Median duration of persistence, as determined by cumulative incidence using B cell aplasia (BCA) as a surrogate, among all subjects who received RP2D of CAR19 with flu/cy LD across PLAT-02 and PLAT-03, engrafted and achieved MRDneg CR, was 12.9 months (m). For subjects who did not receive T-APCs, the median persistence was 12.1m. Impact of antigen burden prior to LD was again observed; those with >15% CD19 antigen burden had persistence of >12.1m vs. 3.9m in the low antigen burden group. For subjects treated with T-APCs, the median persistence was 16m; 9.9m in cohort A and >16m in cohort B.

The improvement in LFS after SCRI-CAR19 in phase 2 compared to phase 1 is likely multi-factorial, with contributing factors including earlier treatment, uniform use of LD, enhanced persistence, and better allocation of patients who benefit from consolidative HCT. The use of T-APCs was well tolerated without recurrent CAR T cell mediated toxicity. Although not directly comparable, there did appear to be enhancement of CAR T cell persistence with the use of T-APCs in populations predicted to have inferior persistence, including those with low antigen burden. There was not a clear improvement of LFS in those who received T-APCs. However, subjects were not randomized to receive T-APCs and those enrolled on PLAT-03 were more heavily treated and more likely to have received a prior HCT. Further exploration of T-APCs is warranted to define and evaluate their impact on persistence and durable responses.

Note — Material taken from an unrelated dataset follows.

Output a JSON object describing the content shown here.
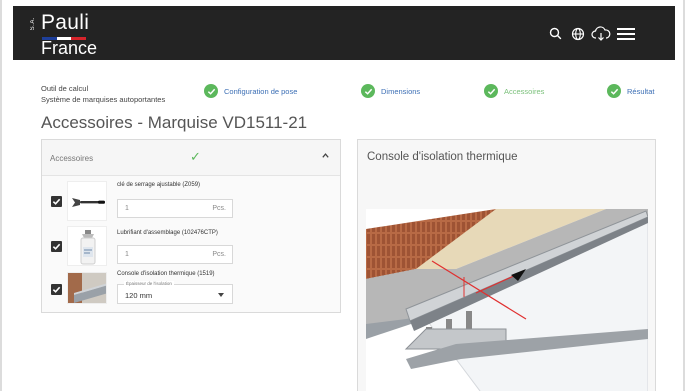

Disclosures: Agrawal: Y-mAbs Therapeutics: Membership on an entity's Board of Directors or advisory committees. Pulsipher: Vertex Pharmaceuticals: Membership on an entity's Board of Directors or advisory committees; CARGO Therapeutics: Membership on an entity's Board of Directors or advisory committees; Novartis: Membership on an entity's Board of Directors or advisory committees; Bluebird Bio: Membership on an entity's Board of Directors or advisory committees; GentiBio: Membership on an entity's Board of Directors or advisory committees; Adaptive Biotechnologies: Research Funding; Miltenyi Biotec: Research Funding. Jensen: Bristol-Myers Squibb: Patents & Royalties. Gardner: Bristol-Myers Squibb: Patents & Royalties.

*signifies non-member of ASH